For lunch on the second day we went to Sinotts. A very cool bar that was actually in the basement of a large building. It was so typically Irish with privacy walls, and a huge square bar right in the middle. The food there was amazing as well. Chuck said that the bangers and mash he had there were the best of the whole trip, and he ordered it at least 4 times. What I want to talk about, however is what I ordered, mostly because it’s not what many people typically think of when they think of Irish food. I got Chicken Curry served with rice, and a large sweet tortilla like thing (Right now I’m wishing I took a picture!). This was something that we saw on the menu all over the country, and not just in the city, and it wasn’t what you expect a curry dish to look like either. It reminded me of a stew a slightly spicy stew that was delightfully thick and mixed with peppers, onions, and peas. The tortilla thing was surprisingly sweet, and really helped to mellow out the spiciness, which I assume is to help it appeal to the masses of Irish who don’t typically eat spicy foods.
Most of the recipes I found for this dish included apple, however the one that I tried in Ireland did not include apple, so using the recipes I found and my memory I crafted my own recipe for this dish.
There are quite a few things I like about this dish. For starters its very simple, it can be done in a single pan, and really the only thing I didn’t already have in my pantry was the peppers (it’s not season yet). Also it is a little different than my normal stir-fry style. There was some heat to it but it wasn’t overpowering, and it’s easy to make for large groups. Perhaps next time I will try it with the apple in it and see how it goes?After lunch we decided to venture to the Nation Archeology museum, which as total nerds we both really enjoyed. It was a good overview of a lot of the artifacts found all over the country, which was helpful because as we found out later a lot of the actual sites we visited did not have museums or artifacts nearby to associate with them. One of the most interesting displays was a grouping of bodies that were discovered in the peat bogs from the medieval era that are almost perfectly preserved. It was so very cool as well as creepy.
To end the night we had a dinner, then went to temple bar for a night of craic and music. The first band we saw that night was pretty awesome band and played traditional Irish music mixed with some of the modern stuff. I liked them so much I even bought a CD. They were fun loving and joke cracking and really made my night.

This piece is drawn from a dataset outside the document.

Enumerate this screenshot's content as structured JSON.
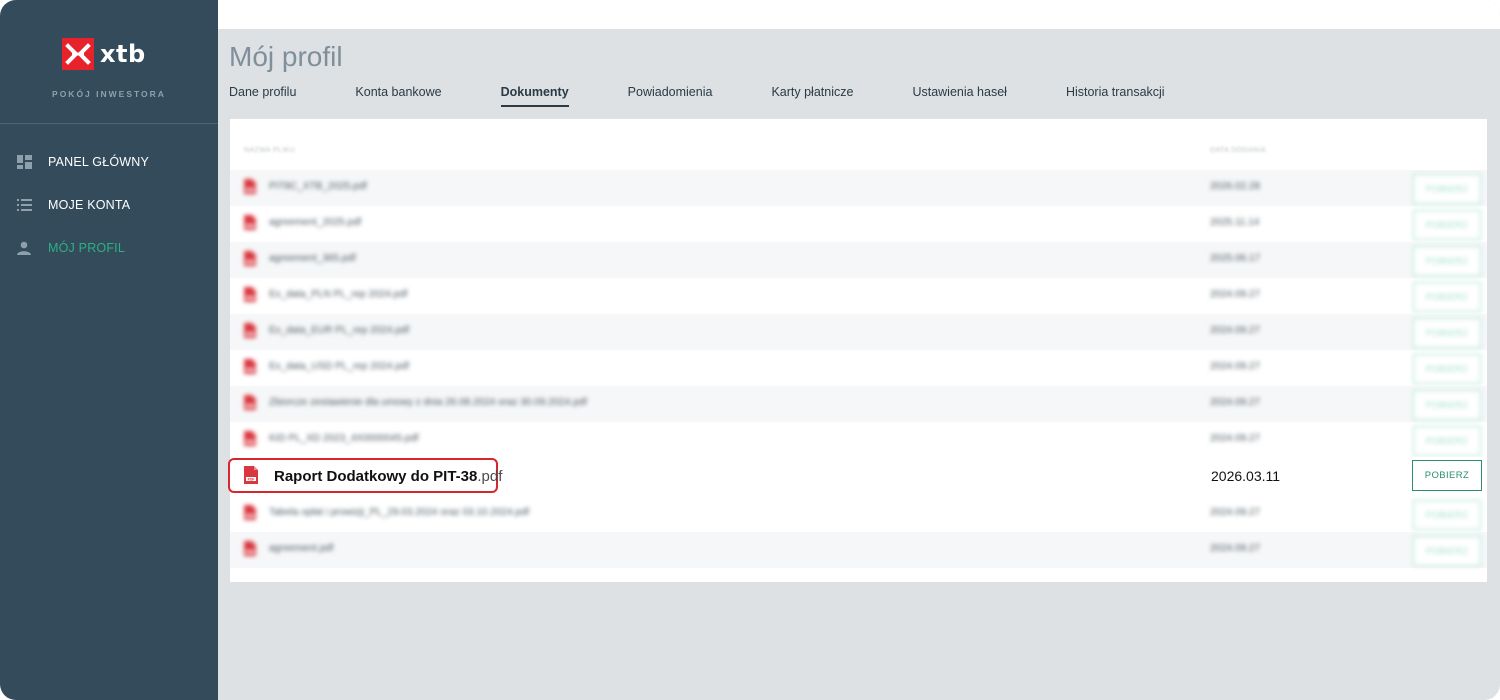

Check them out for yourself (this is the only link i could find). We ended up staying out quite late and unfortunately I was not feeling so hot in the morning.